Have you ever read Water an Salt?

It's an old fairy tale (of Italian origin). For those that haven't read it: The king once asked his daughters how much they loved him. The usual hyperbole's ensued - "as bright as sunshine" and "as wide as the ocean" were some of the answers. But the youngest daughter answered "like water and salt". The King became mad and the princess was banished. And only after eating a banquet-full of food that was cooked with neither water nor salt did the king realize his mistake and took back his daughter.

In finance, it's the same thing. We can sometimes loose sight of the basic things and how important they really are.

The Progress Of My New Year's Plan for Q2

The Progress Of My New Year's Plan - We can achieve our goals if we plan and act on them.
I outlined some of my personal goals this 2013. In this post I'll be sharing what happened so far.

What I Learned From The Recent Bear Run

What I Learned From The Recent Bear Run. Research is very important. But even more important is maintaining a healthy cash reserve. And just as important as that is having discipline not to use that reserve. There will always be a next storm. What you do and how you invest  will determine whether the next bear run or bear market will cost you money or earn you a fortune.
Last May 22 2013, the Philippine stock market retested it's all-time high - 7,392.20, set just a few days earlier on May 15. It ended up short - reaching just 7,385.07.
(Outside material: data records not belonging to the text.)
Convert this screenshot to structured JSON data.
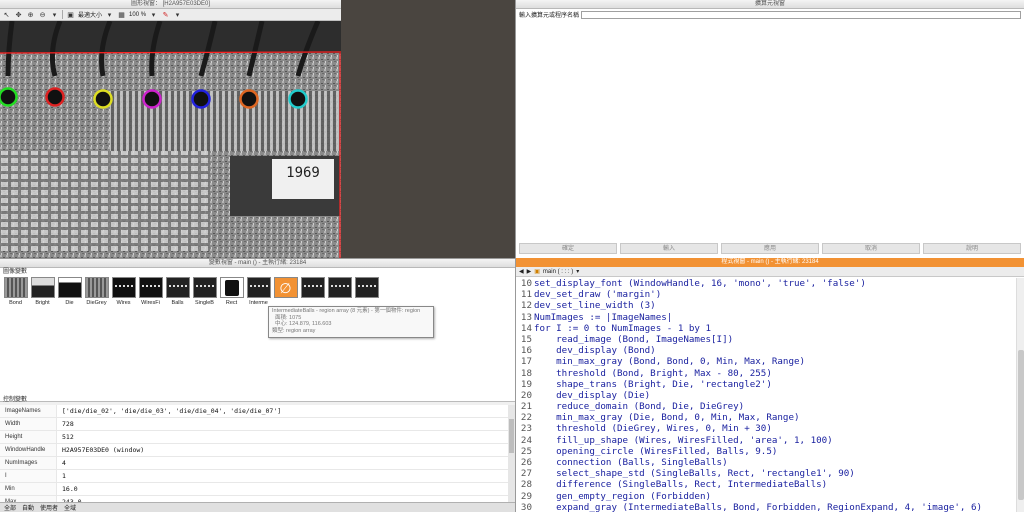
{
  "graphics": {
    "title": "圖形視窗： [H2A957E03DE0]",
    "toolbar": {
      "zoom_mode": "最適大小",
      "zoom_pct": "100 %"
    },
    "image": {
      "circles": [
        {
          "color": "#22dd22"
        },
        {
          "color": "#dd2222"
        },
        {
          "color": "#dddd22"
        },
        {
          "color": "#cc22cc"
        },
        {
          "color": "#2222dd"
        },
        {
          "color": "#dd6622"
        },
        {
          "color": "#22cccc"
        }
      ],
      "die_text": "1969",
      "boundary_color": "#ff2222"
    }
  },
  "input": {
    "title": "擴算元視窗",
    "prompt_label": "輸入擴算元或程序名稱",
    "buttons": [
      "確定",
      "輸入",
      "應用",
      "取消",
      "說明"
    ]
  },
  "variables": {
    "title": "變數視窗 - main () - 主執行緒: 23184",
    "iconic_label": "圖像變數",
    "control_label": "控制變數",
    "iconic": [
      {
        "label": "Bond",
        "kind": "photo"
      },
      {
        "label": "Bright",
        "kind": "bright"
      },
      {
        "label": "Die",
        "kind": "die"
      },
      {
        "label": "DieGrey",
        "kind": "photo"
      },
      {
        "label": "Wires",
        "kind": "wires"
      },
      {
        "label": "WiresFi",
        "kind": "wires"
      },
      {
        "label": "Balls",
        "kind": "balls"
      },
      {
        "label": "SingleB",
        "kind": "balls"
      },
      {
        "label": "Rect",
        "kind": "rect"
      },
      {
        "label": "Interme",
        "kind": "balls"
      },
      {
        "label": "",
        "kind": "empty"
      },
      {
        "label": "",
        "kind": "balls"
      },
      {
        "label": "",
        "kind": "balls"
      },
      {
        "label": "",
        "kind": "balls"
      }
    ],
    "tooltip": {
      "line1": "IntermediateBalls - region array (8 元素) - 第一個物件: region",
      "line2": "面積: 1075",
      "line3": "中心: 124.879, 116.603",
      "line4": "類型: region array"
    },
    "control": [
      {
        "name": "ImageNames",
        "value": "['die/die_02', 'die/die_03', 'die/die_04', 'die/die_07']"
      },
      {
        "name": "Width",
        "value": "728"
      },
      {
        "name": "Height",
        "value": "512"
      },
      {
        "name": "WindowHandle",
        "value": "H2A957E03DE0 (window)"
      },
      {
        "name": "NumImages",
        "value": "4"
      },
      {
        "name": "I",
        "value": "1"
      },
      {
        "name": "Min",
        "value": "16.0"
      },
      {
        "name": "Max",
        "value": "243.0"
      }
    ],
    "tabs": [
      "全部",
      "自動",
      "使用者",
      "全域"
    ]
  },
  "program": {
    "title": "程式視窗 - main () - 主執行緒: 23184",
    "procedure": "main ( : : : )",
    "lines": [
      {
        "n": "10",
        "code": "set_display_font (WindowHandle, 16, 'mono', 'true', 'false')"
      },
      {
        "n": "11",
        "code": "dev_set_draw ('margin')"
      },
      {
        "n": "12",
        "code": "dev_set_line_width (3)"
      },
      {
        "n": "13",
        "code": "NumImages := |ImageNames|"
      },
      {
        "n": "14",
        "code": "for I := 0 to NumImages - 1 by 1"
      },
      {
        "n": "15",
        "code": "    read_image (Bond, ImageNames[I])"
      },
      {
        "n": "16",
        "code": "    dev_display (Bond)"
      },
      {
        "n": "17",
        "code": "    min_max_gray (Bond, Bond, 0, Min, Max, Range)"
      },
      {
        "n": "18",
        "code": "    threshold (Bond, Bright, Max - 80, 255)"
      },
      {
        "n": "19",
        "code": "    shape_trans (Bright, Die, 'rectangle2')"
      },
      {
        "n": "20",
        "code": "    dev_display (Die)"
      },
      {
        "n": "21",
        "code": "    reduce_domain (Bond, Die, DieGrey)"
      },
      {
        "n": "22",
        "code": "    min_max_gray (Die, Bond, 0, Min, Max, Range)"
      },
      {
        "n": "23",
        "code": "    threshold (DieGrey, Wires, 0, Min + 30)"
      },
      {
        "n": "24",
        "code": "    fill_up_shape (Wires, WiresFilled, 'area', 1, 100)"
      },
      {
        "n": "25",
        "code": "    opening_circle (WiresFilled, Balls, 9.5)"
      },
      {
        "n": "26",
        "code": "    connection (Balls, SingleBalls)"
      },
      {
        "n": "27",
        "code": "    select_shape_std (SingleBalls, Rect, 'rectangle1', 90)"
      },
      {
        "n": "28",
        "code": "    difference (SingleBalls, Rect, IntermediateBalls)"
      },
      {
        "n": "29",
        "code": "    gen_empty_region (Forbidden)"
      },
      {
        "n": "30",
        "code": "    expand_gray (IntermediateBalls, Bond, Forbidden, RegionExpand, 4, 'image', 6)"
      }
    ]
  },
  "colors": {
    "accent": "#f29234",
    "code": "#1b22a0",
    "background": "#4a4540"
  }
}
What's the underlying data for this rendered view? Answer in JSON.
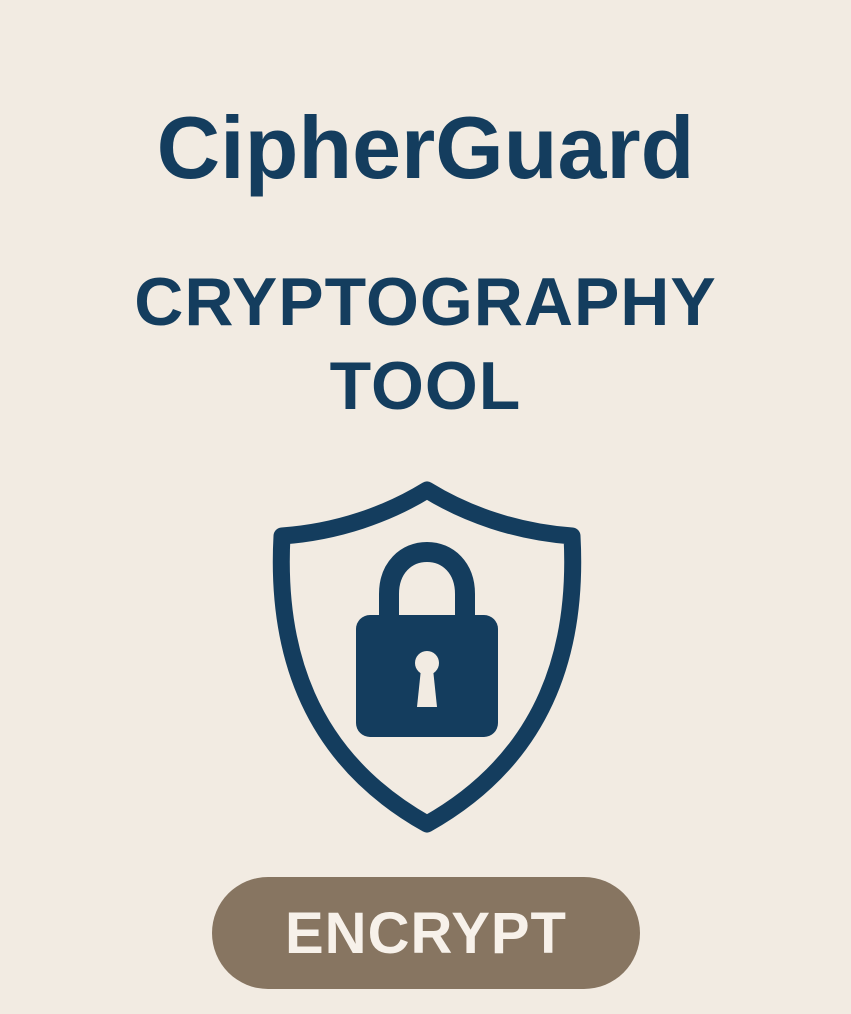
{
  "app": {
    "title": "CipherGuard",
    "subtitle_line1": "CRYPTOGRAPHY",
    "subtitle_line2": "TOOL"
  },
  "icons": {
    "emblem": "shield-lock-icon"
  },
  "actions": {
    "encrypt_label": "ENCRYPT"
  },
  "colors": {
    "background": "#f2ebe2",
    "primary": "#143d5e",
    "button": "#877561",
    "button_text": "#f7f1ea"
  }
}
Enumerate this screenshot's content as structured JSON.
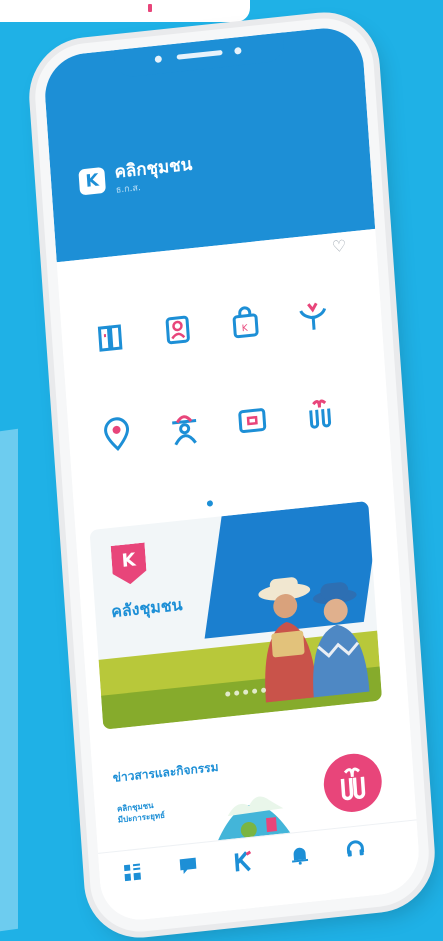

And since then the stock market tumbled, spiraled and crashed - with great fanfare along the way.

There were a lot of reasons:
  • Stocks were getting very expensive and were overdue for profit-taking. 
  • There had been an earlier correction last march, but it was relatively small and short-lived considering the rapid rise that preceded and succeeded it.
  • And of course, the dreaded and much publicized announcement by the U.S. Federal Reserve that they would be tapering off their quantitative easing policy.
Needless to say, a lot of private, small-time investors were affected. It was a very challenging time (though one that seems to have turned the corner).

But what I find interesting is that I learned much more during this bear run than I did the previous year and a half I've been investing in the stock market. I'm no expert, of course, but I think the lessons are important enough to share.